Great Glemham was my first stop, a village known to me only as the location of the Alde Valley Festival in spring, to which I had managed one failed visit with my friend Cristina, neither of us realising it was closed on a Monday. I will make it there one day, especially since there seems now to be an autumn festival as well.
I was surprised when I reached the village: it was not how I imagined it at all, especially after visiting Little Glemham church. It is true, that was a gloomy, rainy day, and today was sunny; but this seemed an altogether brighter and more welcoming place, regardless of the weather. Great Glemham didn’t seem so great, however, either in church or village. In size only, I mean, because I was thoroughly delighted by what I found: a little church in the centre of a small village with pretty rows of cottages on either side of the lane. Thankfully, the A12 seemed not to bother this place in the slightest.
All Saints’, Frostenden
It was my third attempt to visit Frostenden. This time, having failed to note down the keyholder’s contact details on my last visit, I looked at my call history and phoned the number that I concluded must have been either for Wrentham or Frostenden. It didn’t much matter which: I wanted to visit both. It might sound odd to whoever answered that I didn’t actually know who I was calling… but it was my best hope of getting in, as I could find no information online.
A gentleman called Paul Scriven answered the phone, and told me he was keyholder of Frostenden church. It turned out he’d been at my concert in ‘Coovehithe’ in March, which made my church-visiting-cello-playing intentions thankfully devoid of suspicion.
All Saints’, All Saints South Elmham
It was time for a return visit to the South Elmhams and Ilketshalls. I had visited many, but by no means all, the ‘Saints’: they boast a total of 13 churches between them. And, so far, I’d found all of them open.
All Saints’ was my first stop. I drove down a track signposted to the church, until it stopped at the entrance to a house. Another signpost pointed along a field edge, and behind a high hedge I could see the church tower. Reassured that it was close by, I took out my cello, bag and music stand and walked along the footpath.
St Andrew’s, Walberswick
For some time, I thought there were only ruins at Walberswick church. I’m not sure why. Perhaps because I’d never walked, only driven, past, and when driving one’s eyes are drawn to the most obvious feature: ruins are hard to overlook. That was the only reason I hadn’t yet visited Walberswick church: I was waiting for a convenient sunny summer day. But after giving a concert at Covehithe, I read its history, in which a comparison was made to Walberswick: they were both small churches built within the shell of a larger church.
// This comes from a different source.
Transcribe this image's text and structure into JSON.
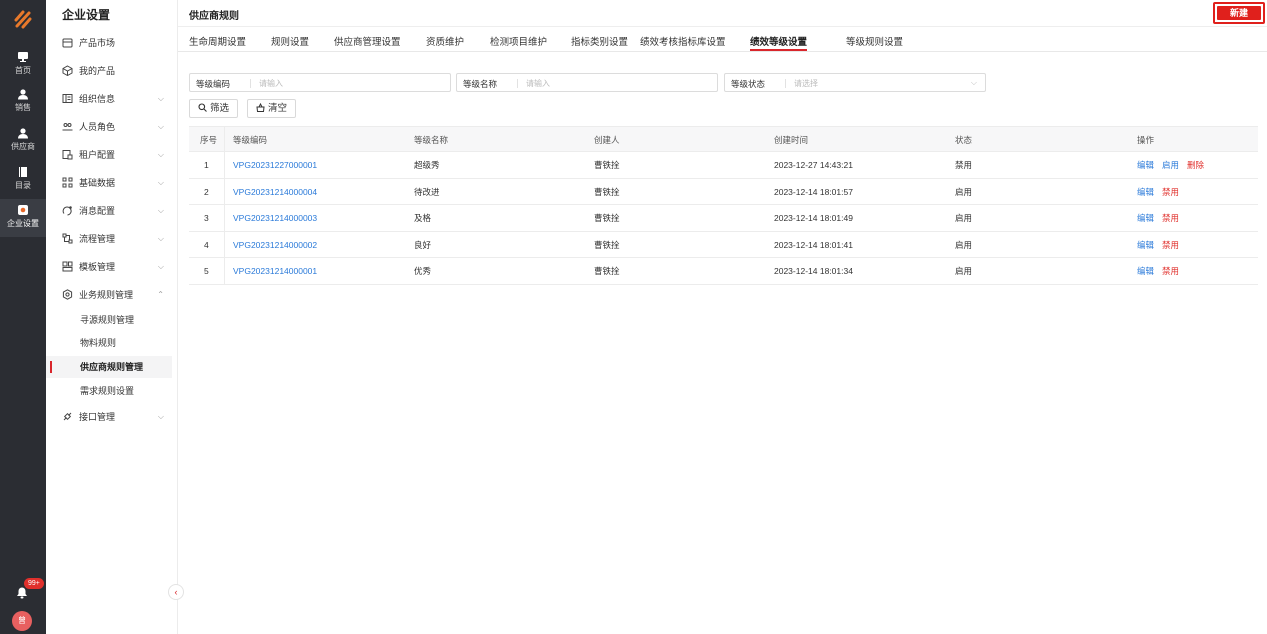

The ruins of the large churches are in fact on the scale of Blythburgh. The newer, small churches are completely out of proportion with the enormous towers they join onto, but each is unique and beautiful.